■ EXERCISE: Which lines of the entries below contain the string "dark"? Copy each one.

(Data excerpts)
——
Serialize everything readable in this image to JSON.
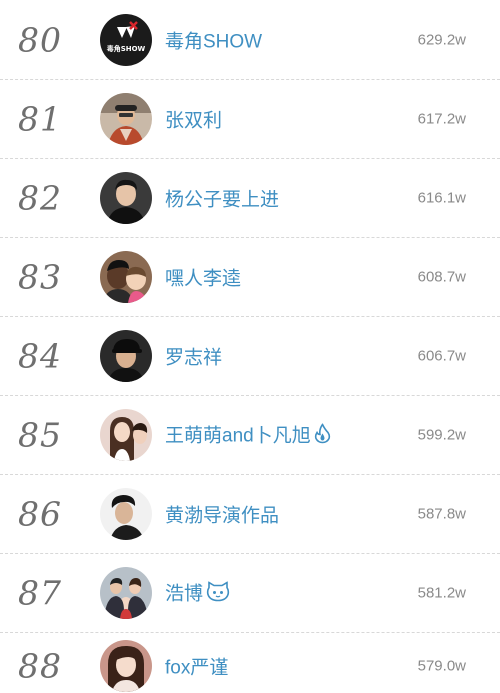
{
  "ranking": {
    "rows": [
      {
        "rank": "80",
        "name": "毒角SHOW",
        "count": "629.2w",
        "avatar": {
          "icon": "avatar-logo-unicorn",
          "bg": "#1b1b1b",
          "logo_text": "毒角SHOW"
        }
      },
      {
        "rank": "81",
        "name": "张双利",
        "count": "617.2w",
        "avatar": {
          "icon": "avatar-man-cap",
          "bg": "#c9b9a8"
        }
      },
      {
        "rank": "82",
        "name": "杨公子要上进",
        "count": "616.1w",
        "avatar": {
          "icon": "avatar-man-dark",
          "bg": "#3a3a3a"
        }
      },
      {
        "rank": "83",
        "name": "嘿人李逵",
        "count": "608.7w",
        "avatar": {
          "icon": "avatar-man-child",
          "bg": "#8a6a52"
        }
      },
      {
        "rank": "84",
        "name": "罗志祥",
        "count": "606.7w",
        "avatar": {
          "icon": "avatar-man-cap-dark",
          "bg": "#2a2a2a"
        }
      },
      {
        "rank": "85",
        "name": "王萌萌and卜凡旭",
        "count": "599.2w",
        "avatar": {
          "icon": "avatar-woman-long-hair",
          "bg": "#e9d6cf"
        },
        "badge": "flame-icon"
      },
      {
        "rank": "86",
        "name": "黄渤导演作品",
        "count": "587.8w",
        "avatar": {
          "icon": "avatar-man-profile",
          "bg": "#f1f1f1"
        }
      },
      {
        "rank": "87",
        "name": "浩博",
        "count": "581.2w",
        "avatar": {
          "icon": "avatar-family",
          "bg": "#b7c0c8"
        },
        "badge": "cat-face-icon"
      },
      {
        "rank": "88",
        "name": "fox严谨",
        "count": "579.0w",
        "avatar": {
          "icon": "avatar-woman-portrait",
          "bg": "#c9968a"
        }
      }
    ]
  }
}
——
■ OUTPUT BELOW:
          "icon": "avatar-man-dark",
          "icon": "avatar-man-cap-dark",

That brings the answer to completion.